I see religion teaching people to sit around and be passive. Great, yet more sitting – just what our obesity-plagued civilization needs. Just more television after all. I’ve worked alongside a lot of African-American women in low-paying jobs and from what I saw religion didn’t do diddly squat for them moving up in the world. They’re exhausted at work. They go to church for hours – several times a week – and then, bleary-eyed and exhausted at work with a mother or sister watching their sick or injured children (because of personal problems with men), they’re practically falling over at work yet talk about how God is “teaching me a lesson” because they can’t pay their electric bill or put enough food on the table. They think they're supposed to be joyful every single second. Well, all I can say is, God never “punished” me that way. Funny that God’s Will toes the line with a racist society (and a classist, sexist, and homophobic one).
Sit in church and listen to stories (or in the big megachurches, watch videos) of other people living their lives, and doing things it’s just assumed that you’ll never do. Because you’re you, but they are them. They are special - prophets and angels. You are sinners – nothing in yourselves. If you’re special, it’s only because Somebody Special made you. All you get to do is vote yea or nay. (But really, with the fear of hell thrown in, it’s not a true choice, is it?)
Do you begin to see my point about how religion was the first form of television? God was the world’s first celebrity.
No wonder Americans don’t believe in evolution! No wonder! When you have been brainwashed to believe that you “lack the capacity for self-transformation,” how in hell can you believe that an amphibian or an ape has great potential? How can you believe that nature itself does? Is it a coincidence that this idea of our personal inability and insufficiency has taken hold at a time in our nation’s history when more people mistakenly believe that IQ is static and strictly inherited, that one’s status in life is determined by one’s parents? (We still give lip-service to the bootstrap idea but surveys show that increasingly, Americans believe status in society is genetically determined.)

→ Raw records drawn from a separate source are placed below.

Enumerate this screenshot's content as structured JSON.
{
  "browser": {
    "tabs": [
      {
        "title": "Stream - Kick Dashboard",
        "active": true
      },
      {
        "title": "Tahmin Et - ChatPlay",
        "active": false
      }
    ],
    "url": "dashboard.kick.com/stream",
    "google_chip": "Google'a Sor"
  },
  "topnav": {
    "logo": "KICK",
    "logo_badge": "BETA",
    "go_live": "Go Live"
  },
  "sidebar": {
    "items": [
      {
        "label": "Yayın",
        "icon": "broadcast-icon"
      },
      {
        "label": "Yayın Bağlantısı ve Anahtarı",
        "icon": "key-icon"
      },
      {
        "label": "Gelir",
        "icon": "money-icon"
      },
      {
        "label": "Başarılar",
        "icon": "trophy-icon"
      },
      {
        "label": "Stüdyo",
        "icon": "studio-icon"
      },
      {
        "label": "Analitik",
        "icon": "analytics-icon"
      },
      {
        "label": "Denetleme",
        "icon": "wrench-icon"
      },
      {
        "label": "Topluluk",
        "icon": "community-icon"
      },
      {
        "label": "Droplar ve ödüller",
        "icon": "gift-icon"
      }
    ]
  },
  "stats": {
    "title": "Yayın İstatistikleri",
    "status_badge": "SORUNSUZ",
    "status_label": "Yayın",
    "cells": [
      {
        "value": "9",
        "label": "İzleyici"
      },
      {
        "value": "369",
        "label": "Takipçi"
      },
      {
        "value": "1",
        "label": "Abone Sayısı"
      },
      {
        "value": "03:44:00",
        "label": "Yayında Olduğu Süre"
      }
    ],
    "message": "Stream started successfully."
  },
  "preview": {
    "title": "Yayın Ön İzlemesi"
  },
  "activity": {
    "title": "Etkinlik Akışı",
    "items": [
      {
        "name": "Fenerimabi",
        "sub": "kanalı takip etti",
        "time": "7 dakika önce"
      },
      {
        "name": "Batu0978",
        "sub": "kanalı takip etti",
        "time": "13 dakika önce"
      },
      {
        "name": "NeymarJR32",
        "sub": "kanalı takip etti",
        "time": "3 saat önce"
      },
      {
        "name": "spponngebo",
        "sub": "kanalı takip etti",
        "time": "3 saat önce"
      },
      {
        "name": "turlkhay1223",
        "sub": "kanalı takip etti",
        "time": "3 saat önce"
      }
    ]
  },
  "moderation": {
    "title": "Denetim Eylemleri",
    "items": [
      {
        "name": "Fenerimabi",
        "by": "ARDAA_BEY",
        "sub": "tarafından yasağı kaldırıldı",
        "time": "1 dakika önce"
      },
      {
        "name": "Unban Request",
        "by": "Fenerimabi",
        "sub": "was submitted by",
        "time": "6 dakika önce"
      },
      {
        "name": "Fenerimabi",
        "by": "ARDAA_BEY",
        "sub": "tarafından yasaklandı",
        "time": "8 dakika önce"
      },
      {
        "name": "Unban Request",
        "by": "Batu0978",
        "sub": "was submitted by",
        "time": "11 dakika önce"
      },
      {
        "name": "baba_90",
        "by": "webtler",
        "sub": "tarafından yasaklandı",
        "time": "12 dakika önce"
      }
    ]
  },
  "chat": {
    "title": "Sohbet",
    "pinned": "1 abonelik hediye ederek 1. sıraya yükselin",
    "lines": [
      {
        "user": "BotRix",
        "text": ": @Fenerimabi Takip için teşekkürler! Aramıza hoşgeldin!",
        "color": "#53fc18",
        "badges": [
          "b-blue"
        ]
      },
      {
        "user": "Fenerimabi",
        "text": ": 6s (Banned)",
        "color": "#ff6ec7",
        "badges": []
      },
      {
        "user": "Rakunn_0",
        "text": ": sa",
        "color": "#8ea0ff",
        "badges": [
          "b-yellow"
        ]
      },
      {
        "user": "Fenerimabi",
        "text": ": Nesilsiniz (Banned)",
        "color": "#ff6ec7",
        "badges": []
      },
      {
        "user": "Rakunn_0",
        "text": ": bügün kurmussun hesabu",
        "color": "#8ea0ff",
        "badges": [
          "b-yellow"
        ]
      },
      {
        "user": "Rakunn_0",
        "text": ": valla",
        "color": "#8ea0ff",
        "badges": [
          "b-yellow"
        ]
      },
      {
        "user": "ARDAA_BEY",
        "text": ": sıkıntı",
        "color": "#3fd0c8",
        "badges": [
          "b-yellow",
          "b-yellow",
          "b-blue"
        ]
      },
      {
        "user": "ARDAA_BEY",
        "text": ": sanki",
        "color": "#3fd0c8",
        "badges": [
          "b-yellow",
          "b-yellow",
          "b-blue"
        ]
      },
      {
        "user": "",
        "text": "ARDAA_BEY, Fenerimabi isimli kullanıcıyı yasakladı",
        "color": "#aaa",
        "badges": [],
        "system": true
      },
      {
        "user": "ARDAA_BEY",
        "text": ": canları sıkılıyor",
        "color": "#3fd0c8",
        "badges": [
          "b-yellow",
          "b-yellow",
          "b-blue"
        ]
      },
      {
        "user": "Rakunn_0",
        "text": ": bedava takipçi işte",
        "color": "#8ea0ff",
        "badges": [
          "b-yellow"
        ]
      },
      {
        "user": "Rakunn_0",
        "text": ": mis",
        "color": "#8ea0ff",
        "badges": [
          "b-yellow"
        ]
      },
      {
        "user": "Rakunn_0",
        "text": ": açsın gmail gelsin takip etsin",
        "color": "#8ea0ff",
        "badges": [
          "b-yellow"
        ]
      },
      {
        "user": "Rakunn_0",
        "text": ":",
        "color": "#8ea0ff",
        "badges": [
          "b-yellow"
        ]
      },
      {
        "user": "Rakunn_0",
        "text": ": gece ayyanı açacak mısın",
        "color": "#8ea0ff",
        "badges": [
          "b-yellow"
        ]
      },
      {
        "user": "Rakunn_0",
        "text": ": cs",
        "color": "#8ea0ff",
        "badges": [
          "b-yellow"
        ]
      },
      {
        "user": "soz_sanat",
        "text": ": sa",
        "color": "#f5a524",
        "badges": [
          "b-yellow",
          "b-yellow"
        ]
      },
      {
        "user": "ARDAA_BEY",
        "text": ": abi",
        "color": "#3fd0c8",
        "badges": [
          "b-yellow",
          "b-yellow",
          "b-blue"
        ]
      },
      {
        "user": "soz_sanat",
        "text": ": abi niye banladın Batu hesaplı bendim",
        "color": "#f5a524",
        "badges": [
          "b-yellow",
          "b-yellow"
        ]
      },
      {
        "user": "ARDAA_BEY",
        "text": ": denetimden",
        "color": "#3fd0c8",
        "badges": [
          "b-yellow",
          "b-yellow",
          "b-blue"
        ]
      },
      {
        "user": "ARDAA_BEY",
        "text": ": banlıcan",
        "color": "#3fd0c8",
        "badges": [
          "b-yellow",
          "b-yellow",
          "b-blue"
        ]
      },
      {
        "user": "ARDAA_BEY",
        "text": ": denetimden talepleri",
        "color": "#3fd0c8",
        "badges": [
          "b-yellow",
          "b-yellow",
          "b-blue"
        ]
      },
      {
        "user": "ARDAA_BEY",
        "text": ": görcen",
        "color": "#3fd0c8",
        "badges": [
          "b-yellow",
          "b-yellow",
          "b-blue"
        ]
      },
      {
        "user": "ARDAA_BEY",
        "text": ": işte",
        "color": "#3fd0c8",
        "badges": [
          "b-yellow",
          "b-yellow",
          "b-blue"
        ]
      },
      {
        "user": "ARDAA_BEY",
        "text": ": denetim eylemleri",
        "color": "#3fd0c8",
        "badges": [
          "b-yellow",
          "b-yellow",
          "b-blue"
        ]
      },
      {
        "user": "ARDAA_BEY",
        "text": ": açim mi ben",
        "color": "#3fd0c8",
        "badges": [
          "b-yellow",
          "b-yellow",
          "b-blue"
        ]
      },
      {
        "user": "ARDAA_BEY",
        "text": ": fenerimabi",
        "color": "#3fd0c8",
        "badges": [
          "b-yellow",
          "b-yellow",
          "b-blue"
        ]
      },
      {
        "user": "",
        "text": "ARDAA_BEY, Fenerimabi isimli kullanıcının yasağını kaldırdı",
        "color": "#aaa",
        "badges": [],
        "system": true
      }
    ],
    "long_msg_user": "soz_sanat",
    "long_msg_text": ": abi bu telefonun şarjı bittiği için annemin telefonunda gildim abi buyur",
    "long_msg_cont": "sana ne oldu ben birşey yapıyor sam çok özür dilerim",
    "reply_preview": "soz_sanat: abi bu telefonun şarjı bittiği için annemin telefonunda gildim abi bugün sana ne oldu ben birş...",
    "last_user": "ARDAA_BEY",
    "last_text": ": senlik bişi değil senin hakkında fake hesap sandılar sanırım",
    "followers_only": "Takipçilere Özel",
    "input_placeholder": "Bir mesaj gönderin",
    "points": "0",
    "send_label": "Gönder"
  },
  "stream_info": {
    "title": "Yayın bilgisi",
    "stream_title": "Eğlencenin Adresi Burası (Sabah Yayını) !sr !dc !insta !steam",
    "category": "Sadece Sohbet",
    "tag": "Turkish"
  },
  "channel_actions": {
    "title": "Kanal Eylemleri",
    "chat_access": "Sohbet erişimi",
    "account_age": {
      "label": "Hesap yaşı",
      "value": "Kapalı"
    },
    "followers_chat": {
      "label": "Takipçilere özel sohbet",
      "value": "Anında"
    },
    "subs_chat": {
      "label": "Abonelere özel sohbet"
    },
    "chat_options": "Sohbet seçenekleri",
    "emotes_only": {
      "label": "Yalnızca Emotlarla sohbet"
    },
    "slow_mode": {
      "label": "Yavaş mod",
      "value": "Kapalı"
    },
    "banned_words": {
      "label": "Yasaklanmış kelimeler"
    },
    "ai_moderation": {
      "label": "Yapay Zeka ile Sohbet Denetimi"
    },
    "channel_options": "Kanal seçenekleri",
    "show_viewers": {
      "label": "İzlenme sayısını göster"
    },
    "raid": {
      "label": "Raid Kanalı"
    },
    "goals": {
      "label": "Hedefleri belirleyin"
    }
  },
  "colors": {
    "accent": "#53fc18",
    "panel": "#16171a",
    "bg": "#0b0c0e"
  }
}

And so people invoke God, and show more interest in His supposed hijinks than in living their own lives. I have no problem with what people believe but holy Toledo, today it's walk your dog with Jesus, take a shower with Jesus, go to a megachurch and be surrounded by thousands of people (yeah, that's real personal) all doing the same thing like they belong to some kind of cult. Don't be an individual; don't be yourself. Nature must be acted upon from the outside, right? Just like you, you miserable sinner. Because nature is artificial and so are you. You’re a product, a thing, which suddenly appeared out of thin air like a rabbit out of a hat. “It takes more faith” to believe in the ongoing self-transformation of nature than to blurt out Goddidit, right? Just like it takes more faith to believe that a little girl from a redneck town in Minnesota could associate with “those people” and even be interesting to them, than to believe that she’ll get into some horrible kind of trouble and need to be rescued from her folly.
Well, I think it is evil to tell people that they lack this capacity. What kind of a faith is that? What kind of spirituality is that?